Participants will be assessed at study entry, during each breathing training session, and at Months 1 and 6 after the study. During each assessment, questionnaires and self-report scales will be used to measure cognitive, psychological, and physiological changes related to participants' breathing.

Interventional
Not Provided
Allocation: Randomized
Endpoint Classification: Efficacy Study
Intervention Model: Parallel Assignment
Masking: Open Label
Primary Purpose: Treatment
Panic Disorder
  • Behavioral: Raise-CO2 breathing regulation training
    Reverse hyperventilation (defined by low arterial CO2) is often characteristic of individuals with panic disorder. Participants will be randomly assigned to one of three groups: raise-CO2 breathing, lower-CO2 breathing, or a control group. Participants in the raise-CO2 group will be taught techniques to recover from hyperventilation faster.
  • Behavioral: Lower-CO2 breathing regulation training
    According to the false suffocation alarm theory, anxiety is experienced when an overly sensitive hypothalamic mechanism is triggered by rising pCO2. Participants in the lower-CO2 group will be taught techniques to reach hyperventilation levels, then switch to breathing techniques that reduce hyperventilation symptoms.
  • Behavioral: Control
    Participants in the control group will not be taught any breathing techniques but will be included in all assessments.
  • Experimental: 1
    Participants will receive raise-CO2 breathing regulation training
    Intervention: Behavioral: Raise-CO2 breathing regulation training
  • Experimental: 2
    Participants will receive lower-CO2 breathing regulation training
    Intervention: Behavioral: Lower-CO2 breathing regulation training
  • Active Comparator: 3
    Participants will receive no breathing regulation training
    Intervention: Behavioral: Control
Kim S, Wollburg E, Roth WT. Opposing breathing therapies for panic disorder: a randomized controlled trial of lowering vs raising end-tidal P(CO₂). J Clin Psychiatry. 2012 Jul;73(7):931-9. doi: 10.4088/JCP.11m07068.

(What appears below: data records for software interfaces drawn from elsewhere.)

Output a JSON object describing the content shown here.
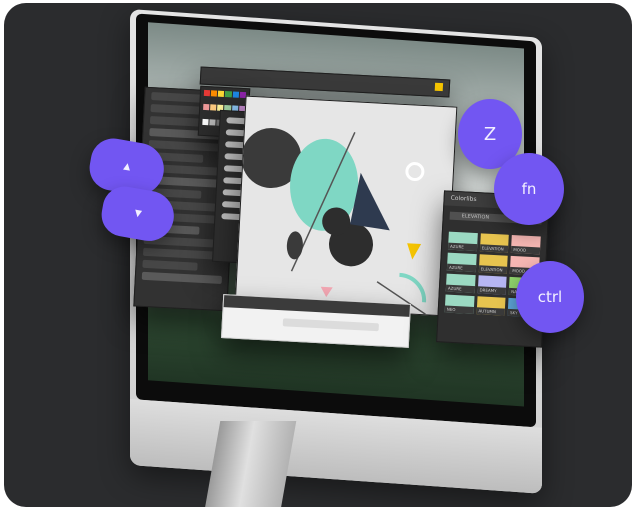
{
  "keys": {
    "up": "▲",
    "down": "▼",
    "z": "Z",
    "fn": "fn",
    "ctrl": "ctrl"
  },
  "colors_panel": {
    "title": "Colorlibs",
    "search": "ELEVATION",
    "swatches": [
      {
        "color": "#9bd9c2",
        "label": "AZURE"
      },
      {
        "color": "#e7c44f",
        "label": "ELEVATION"
      },
      {
        "color": "#f6b7b3",
        "label": "MOOD"
      },
      {
        "color": "#9bd9c2",
        "label": "AZURE"
      },
      {
        "color": "#e7c44f",
        "label": "ELEVATION"
      },
      {
        "color": "#f6b7b3",
        "label": "MOOD"
      },
      {
        "color": "#9bd9c2",
        "label": "AZURE"
      },
      {
        "color": "#b6b6f3",
        "label": "DREAMY"
      },
      {
        "color": "#8fd36c",
        "label": "NATURAL"
      },
      {
        "color": "#9bd9c2",
        "label": "NEO"
      },
      {
        "color": "#e7c44f",
        "label": "AUTUMN"
      },
      {
        "color": "#5ea5d8",
        "label": "SKY"
      }
    ]
  },
  "colors": {
    "accent": "#7256f2",
    "teal": "#7fd7c4",
    "yellow": "#f5c400",
    "pink": "#f3a7b3",
    "dark_bg": "#2b2c2e"
  }
}
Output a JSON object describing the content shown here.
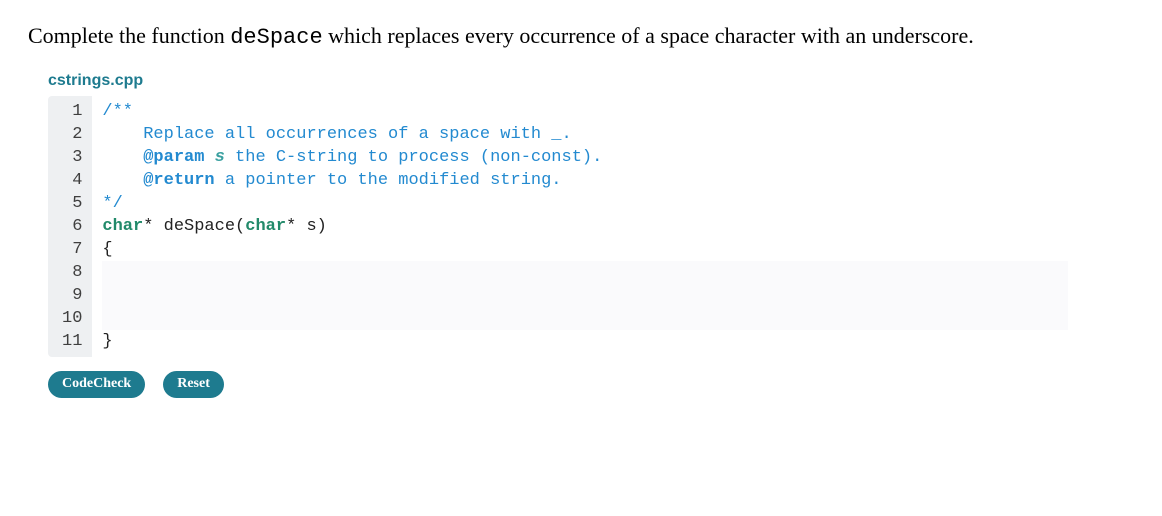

*   Includes publications given by the data provider as well as publications identified by ClinicalTrials.gov Identifier (NCT Number) in Medline.
 
Completed
136
November 2008
November 2008   (final data collection date for primary outcome measure)

Inclusion Criteria for Participants With PD:

  • Diagnosis of PD
  • History of panic attacks that are at least moderately severe in frequency and severity
  • Able and willing to comply with all study requirements

Exclusion Criteria for All Participants:

  • History of chest pain, heart attack, congestive heart failure, or clinically significant irregular heartbeat
  • History of blood circulation problems or cerebrovascular accidents
  • Diabetes mellitus
  • Asthma or chronic obstructive pulmonary disease (COPD)
  • History of schizophrenia, bipolar disorder, or dementia
  • Drugs which would affect breathing
  • Alcohol or other substance abuse within 1 year prior to study entry
  • Current use of any recreational drugs or consumption of more than 15 alcoholic drinks per week

Exclusion Criteria for Participants Without PD:

  • History of anxiety disorders
Both
18 Years to 60 Years
Yes
Contact information is only displayed when the study is recruiting subjects
United States
 
NCT00183521
R01 MH066953, R01MH066953, DATR A2-AIR
No
Walton T Roth, Stanford University
Stanford University
National Institute of Mental Health (NIMH)
Principal Investigator: Walton T. Roth, MD Stanford University and VA Health Care System
Stanford University
November 2011

ICMJE     Data element required by the International Committee of Medical Journal Editors and the World Health Organization ICTRP